At the very moment Fineman was working on “Tarzan’s Secret Treasure,” he was actively assisting the real-life adventurers of Aliyah Bet. Not only did the Tarzan producer provide financial support for the American Friends of a Jewish Palestine, but he also did for them what Hollywood types do best — networking. He introduced them to important potential supporters, including the actor Edward G. Robinson, Fineman’s sister, the journalist Frances Gunther, and her husband John, the future author of “Death Be Not Proud.”
It was Gunther who coined the term “Jew-running” to describe the Irgun’s refugee-smuggling operations. Robinson later starred in a dramatic pageant about the plight of the Jews, “We Will Never Die,” that the Bergson Group staged at Madison Square Garden. The Gunthers became pillars of the rescue movement, with Frances serving as treasurer, spokesperson, and fundraiser; she even testified in Congress for a Bergson-initiated resolution on Jewish rescue.

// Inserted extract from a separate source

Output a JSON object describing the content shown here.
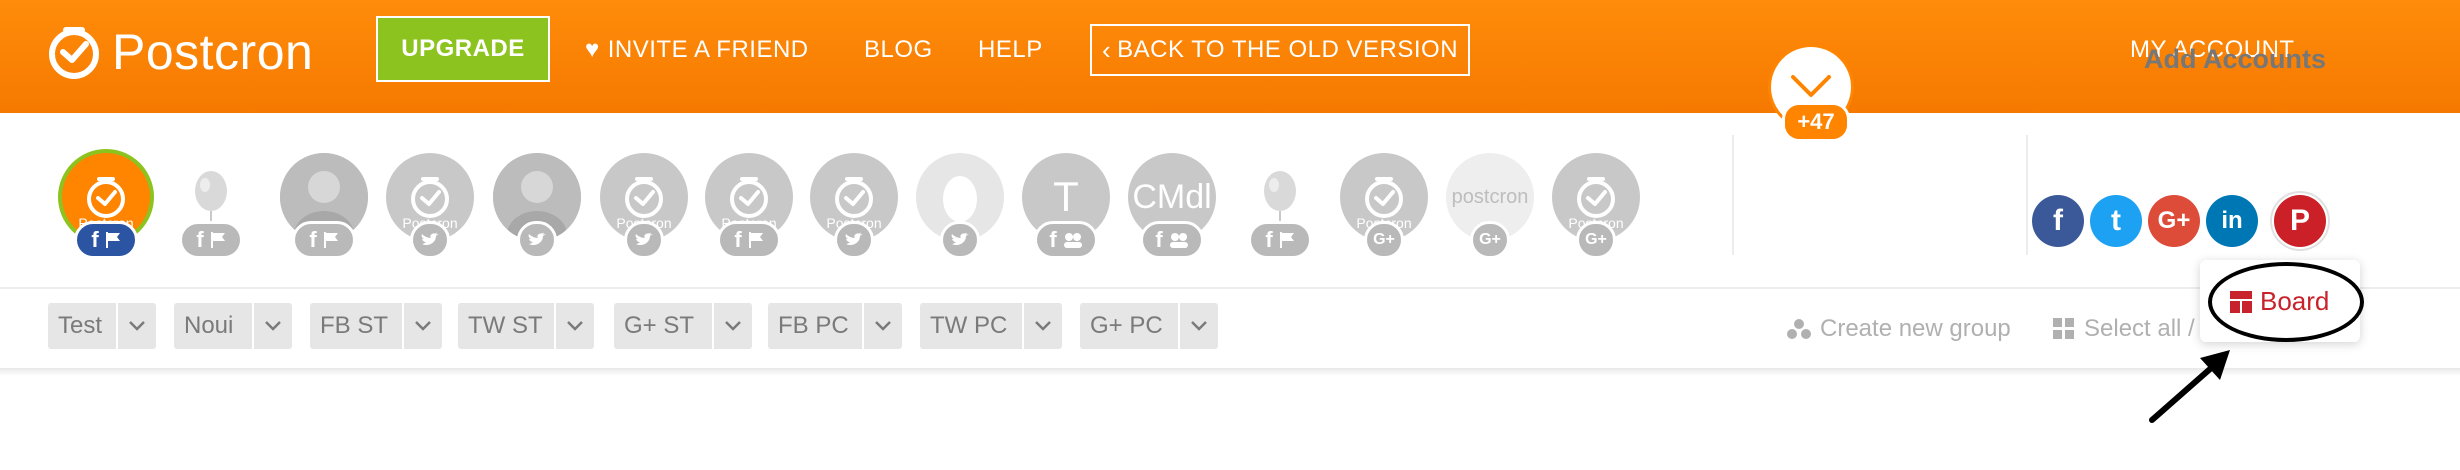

Some of the Hebrew-language Tarzan knock-offs found the Lord of the Jungle doing things that Jews were unable to achieve, such as tracking down Nazi war criminals Martin Bormann and Rudolf Hess. Such Tarzan stories substituted fantasy for unattainable reality. But in the case of Aliyah Bet, young Jewish activists took matters into their own hands and changed the course of history for tens of thousands of Jewish refugees. And a Tarzan movie producer, of all people, was part of the team that made it possible. n
Rafael Medoff is director of the David S. Wyman Institute for Holocaust Studies and coauthor, with Sonja Schoepf Wentling, of the new book “Herbert Hoover and the Jews: The Origins of the ‘Jewish Vote’ and Bipartisan Support for Israel.”